Khazanchi is a medical student and health disparities researcher at the University of Nebraska Medical Center. Marcelin, M.D., is an infectious diseases physician and health disparities researcher. This essay expresses their personal viewpoint rather than that of their affiliated employer or institution.
Nebraska is in the national spotlight again, but this time, we can’t be proud of the reason. Recent COVID-19 outbreaks at meatpacking plants in Hall and Dakota Counties have highlighted Nebraska to have some of the highest per capita COVID-19 infection rates in the country. Despite the documented impact of these two outbreaks on Latino, Somali, Sudanese, and Burmese workers, no demographic breakdowns of cases and deaths have been reported, and recently, at least one health district declined to report cases associated with meatpacking plants. In fact, the American Medical Association recently reported that Nebraska is the only state in the country not reporting COVID-19 cases by age and gender, and one of only five states not reporting race and ethnicity. As health care professionals, health disparities researchers, and people who proudly call Nebraska our home, we are deeply concerned by this lack of transparency.
National data from the ongoing pandemic has revealed a clear story: COVID-19 is disproportionately affecting minority communities around the country. These inequities are driven by differences in “essential worker” employment, chronic disease risk factors, language and health literacy barriers, and the longstanding impacts of structural racism on black and brown communities.
Nebraska’s experience has been no different. As of May 11, data from the Douglas County Health Department shows that 43% of people diagnosed with COVID-19 are Hispanic. (Hispanic people make up only 13% of the Douglas County population.) Asian and black people each represent 15% and 14% of COVID-19 diagnoses while only making up 4% and 11% of the population, respectively.

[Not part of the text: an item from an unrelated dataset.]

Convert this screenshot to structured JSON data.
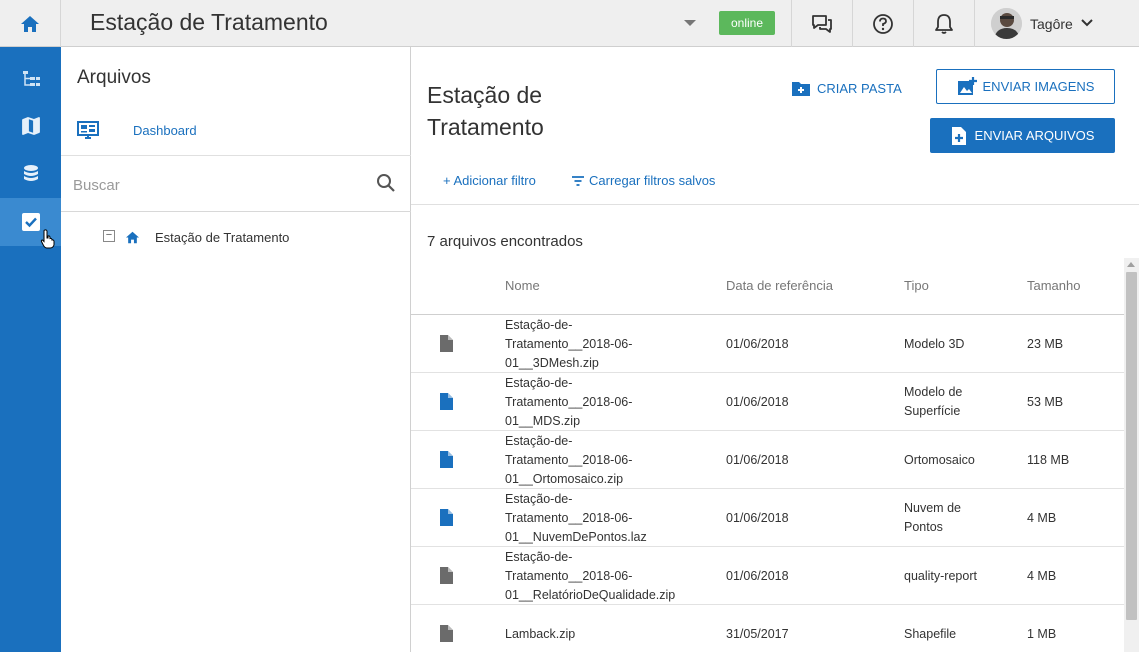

It is imperative that Nebraska starts reporting statewide COVID-19 demographic data. The Douglas County Health Department has been able to collect and report this information by incorporating questions about race/ethnicity into their contact tracing process. This method is time-consuming and may not be feasible on the state level. However, given that 45 states are currently reporting race and ethnicity, there are both precedents and expert recommendations to pragmatically achieve this. To address incomplete source data, the state could implement a required short digital form incorporating demographic information. Additionally, state-level resources should be leveraged to patch holes in chronically underfunded public health systems.
Data collection and reporting is just the first step. Our public health response must continue to include culturally appropriate messaging and education. Targeted testing, contact tracing strategies, and economic relief efforts should be prioritized in vulnerable, high-risk communities. These evidence-based approaches can be implemented by local, state and federal agencies only if adequate information is collected and reported first.
The Omaha World-Herald previously reported that 23 organizations, including blue collar workers advocacy groups, sent a letter to Gov. Pete Ricketts on April 21 calling for the release of case and death rates by race and ethnicity. As our state enters the early stages of reopening, we sincerely urge the governor and state health officials to heed these requests. Without a data-driven path toward equity, the negative consequences of COVID-19 will quietly continue to amplify among marginalized communities.
While remaining resilient in the face of a formidable foe, we must remind ourselves that our community’s greatness is determined by how we care for our most vulnerable neighbors. Health care professionals and researchers have made it clear that we intend to maintain this focus, and we are counting on our elected officials to do the same, because we must keep #NebraskaStrong for everyone.